In JoVE (1)
Articles by Phillip L. Palmbos in JoVE
3-D Cell Culture System for Studying Invasion and Evaluating Therapeutics in Bladder Cancer Yin Wang1, Mark L. Day2, Diane M. Simeone3, Phillip L. Palmbos1 1Departments of Internal Medicine, Hematology/Oncology Division, Rogel Cancer Center, University of Michigan Medical Center, 2Department of Urology, Division of GU Oncology, Rogel Cancer Center, University of Michigan Medical Center, 3Departments of Surgery and Pathology, Perlmutter Cancer Center, NYU Langone Health The processes governing bladder cancer invasion represent opportunities for biomarker and therapeutic development. Here we present a bladder cancer invasion model which incorporates 3-D culture of tumor spheroids, time-lapse imaging and confocal microscopy. This technique is useful for defining the features of the invasive process and for screening therapeutic agents.
Other articles by Phillip L. Palmbos on PubMed

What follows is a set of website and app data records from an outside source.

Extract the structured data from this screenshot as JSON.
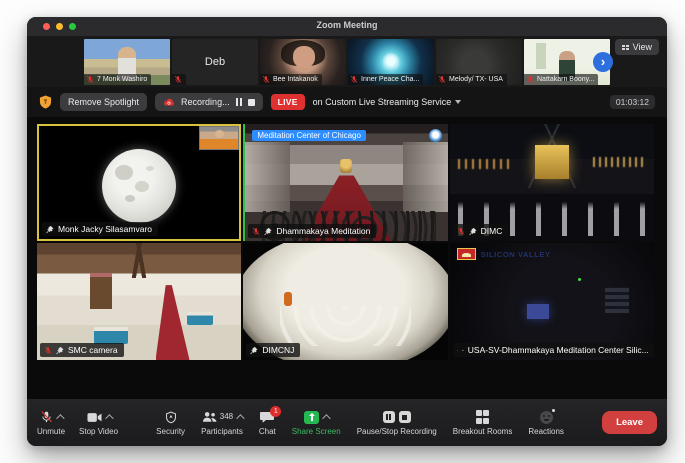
{
  "window": {
    "title": "Zoom Meeting"
  },
  "filmstrip": {
    "thumbnails": [
      {
        "name": "7 Monk Washiro",
        "muted": true
      },
      {
        "name": "",
        "center_text": "Deb",
        "muted": true
      },
      {
        "name": "Bee Intakanok",
        "muted": true
      },
      {
        "name": "Inner Peace Cha...",
        "muted": true
      },
      {
        "name": "Melody/ TX- USA",
        "muted": true
      },
      {
        "name": "Nattakarn Boony...",
        "muted": true
      }
    ],
    "next_button": "›",
    "view_button": "View"
  },
  "controlbar": {
    "remove_spotlight": "Remove Spotlight",
    "recording_label": "Recording...",
    "live_badge": "LIVE",
    "live_destination": "on Custom Live Streaming Service",
    "timer": "01:03:12"
  },
  "grid": {
    "tiles": [
      {
        "name": "Monk Jacky Silasamvaro",
        "muted": false,
        "pinned": true,
        "border": "yellow"
      },
      {
        "name": "Dhammakaya Meditation",
        "muted": true,
        "pinned": true,
        "overlay_label": "Meditation Center of Chicago",
        "border": "green-left"
      },
      {
        "name": "DIMC",
        "muted": true,
        "pinned": true
      },
      {
        "name": "SMC camera",
        "muted": true,
        "pinned": true
      },
      {
        "name": "DIMCNJ",
        "muted": false,
        "pinned": true
      },
      {
        "name": "USA-SV-Dhammakaya Meditation Center Silic...",
        "muted": true,
        "pinned": true,
        "overlay_logo_text": "SILICON VALLEY"
      }
    ]
  },
  "toolbar": {
    "unmute": "Unmute",
    "stop_video": "Stop Video",
    "security": "Security",
    "participants": "Participants",
    "participants_count": "348",
    "chat": "Chat",
    "chat_badge": "1",
    "share_screen": "Share Screen",
    "pause_stop_recording": "Pause/Stop Recording",
    "breakout_rooms": "Breakout Rooms",
    "reactions": "Reactions",
    "leave": "Leave"
  },
  "colors": {
    "accent_blue": "#2d8cff",
    "live_red": "#e03131",
    "leave_red": "#d23f3f",
    "share_green": "#26b753",
    "active_border_yellow": "#d8c23e",
    "active_border_green": "#30c14e",
    "mute_red": "#e03131"
  }
}
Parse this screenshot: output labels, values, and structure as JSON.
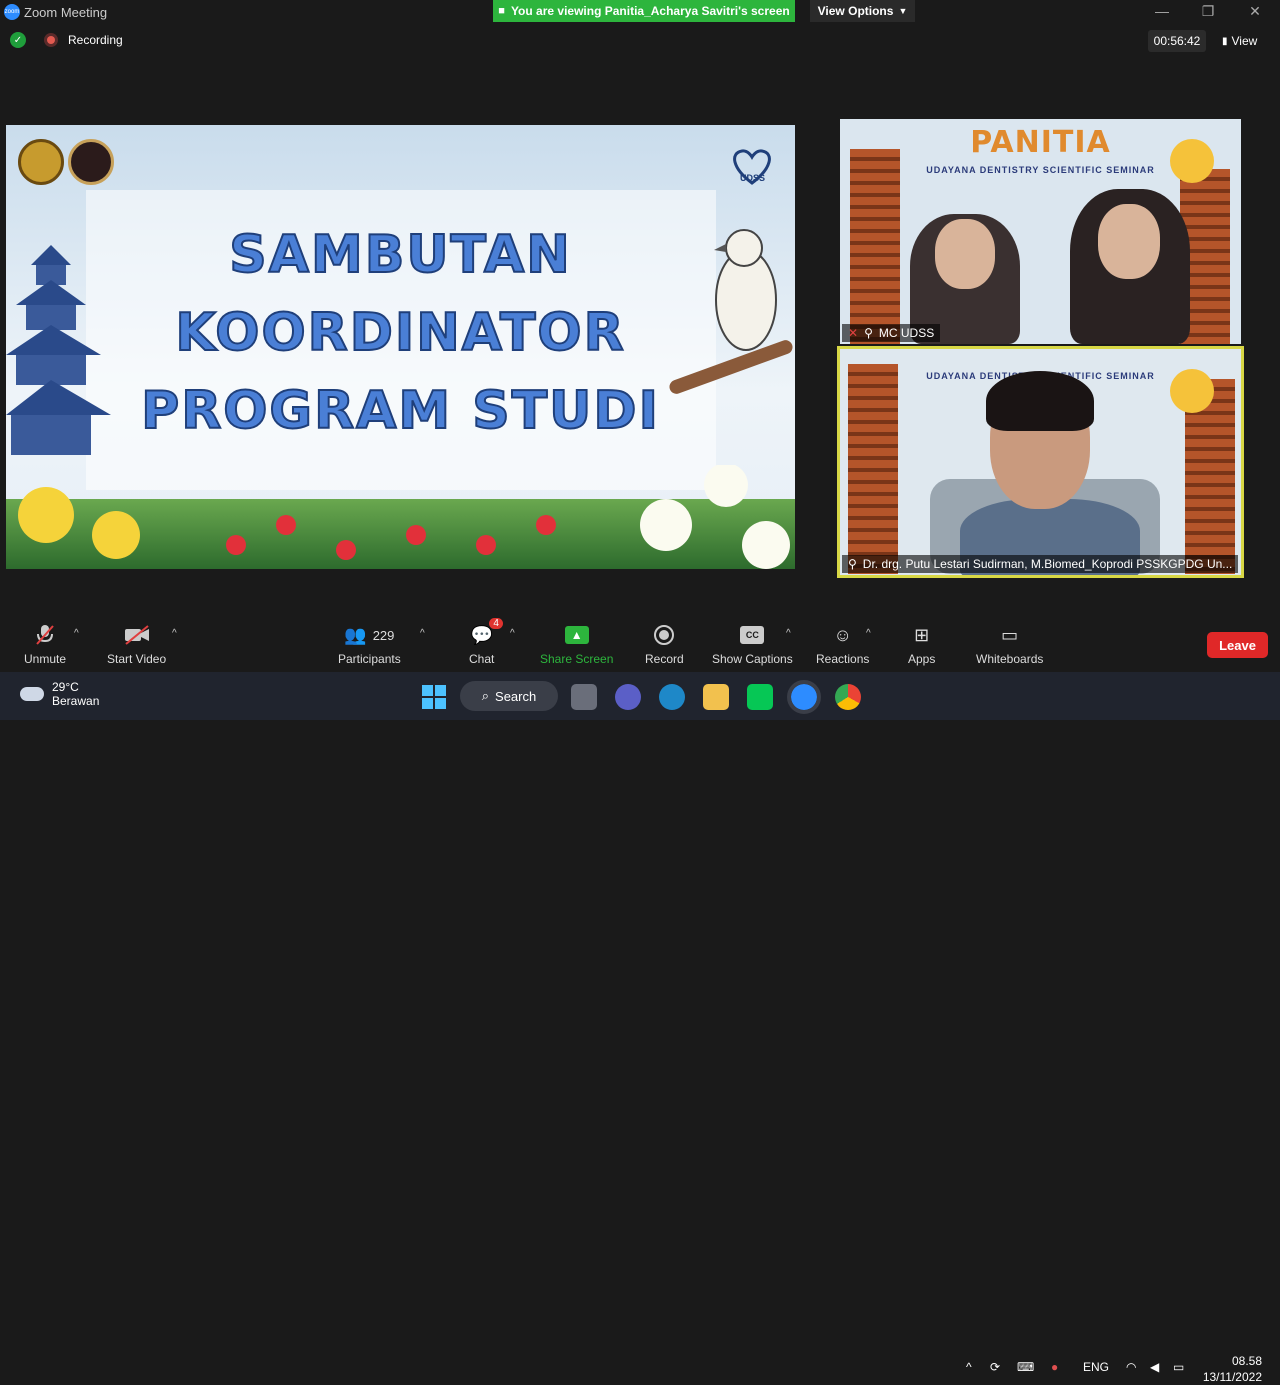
{
  "window": {
    "title": "Zoom Meeting"
  },
  "banner": {
    "text": "You are viewing Panitia_Acharya Savitri's screen"
  },
  "view_options": {
    "label": "View Options"
  },
  "status": {
    "recording_label": "Recording",
    "timer": "00:56:42",
    "view_label": "View"
  },
  "shared_slide": {
    "lines": [
      "SAMBUTAN",
      "KOORDINATOR",
      "PROGRAM STUDI"
    ],
    "logo_text": "UDSS"
  },
  "video_tiles": [
    {
      "name": "MC UDSS",
      "heading": "PANITIA",
      "subtitle": "UDAYANA DENTISTRY SCIENTIFIC SEMINAR"
    },
    {
      "name": "Dr. drg. Putu Lestari Sudirman, M.Biomed_Koprodi PSSKGPDG Un...",
      "subtitle": "UDAYANA DENTISTRY SCIENTIFIC SEMINAR"
    }
  ],
  "toolbar": {
    "unmute": "Unmute",
    "start_video": "Start Video",
    "participants": "Participants",
    "participants_count": "229",
    "chat": "Chat",
    "chat_badge": "4",
    "share_screen": "Share Screen",
    "record": "Record",
    "show_captions": "Show Captions",
    "reactions": "Reactions",
    "apps": "Apps",
    "whiteboards": "Whiteboards",
    "leave": "Leave"
  },
  "taskbar": {
    "temperature": "29°C",
    "weather": "Berawan",
    "search": "Search",
    "language": "ENG",
    "time": "08.58",
    "date": "13/11/2022"
  },
  "colors": {
    "accent_green": "#2db53d",
    "leave_red": "#e02828",
    "active_speaker": "#d8d846"
  }
}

ATDC/TRIM29 Phosphorylation by ATM/MAPKAP Kinase 2 Mediates Radioresistance in Pancreatic Cancer Cells Cancer Research. Mar, 2014 | Pubmed ID: 24469230 Pancreatic ductal adenocarcinoma (PDAC) is characterized by therapeutic resistance for which the basis is poorly understood. Here, we report that the DNA and p53-binding protein ATDC/TRIM29, which is highly expressed in PDAC, plays a critical role in DNA damage signaling and radioresistance in pancreatic cancer cells. Ataxia-telangiectasia group D-associated gene (ATDC) mediated resistance to ionizing radiation in vitro and in vivo in mouse xenograft assays. ATDC was phosphorylated directly by MAPKAP kinase 2 (MK2) at Ser550 in an ATM-dependent manner. Phosphorylation at Ser-550 by MK2 was required for the radioprotective function of ATDC. Our results identify a DNA repair pathway leading from MK2 and ATM to ATDC, suggesting its candidacy as a therapeutic target to radiosensitize PDAC and improve the efficacy of DNA-damaging treatment.
ATDC/TRIM29 Drives Invasive Bladder Cancer Formation Through MiRNA-Mediated and Epigenetic Mechanisms Cancer Research. Dec, 2015 | Pubmed ID: 26471361 Bladder cancer is a common and deadly malignancy but its treatment has advanced little due to poor understanding of the factors and pathways that promote disease. ATDC/TRIM29 is a highly expressed gene in several lethal tumor types, including bladder tumors, but its role as a pathogenic driver has not been established. Here we show that overexpression of ATDC in vivo is sufficient to drive both noninvasive and invasive bladder carcinoma development in transgenic mice. ATDC-driven bladder tumors were indistinguishable from human bladder cancers, which displayed similar gene expression signatures. Clinically, ATDC was highly expressed in bladder tumors in a manner associated with invasive growth behaviors. Mechanistically, ATDC exerted its oncogenic effects by suppressing miR-29 and subsequent upregulation of DNMT3A, leading to DNA methylation and silencing of the tumor suppressor PTEN. Taken together, our findings established a role for ATDC as a robust pathogenic driver of bladder cancer development, identified downstream effector pathways, and implicated ATDC as a candidate biomarker and therapeutic target.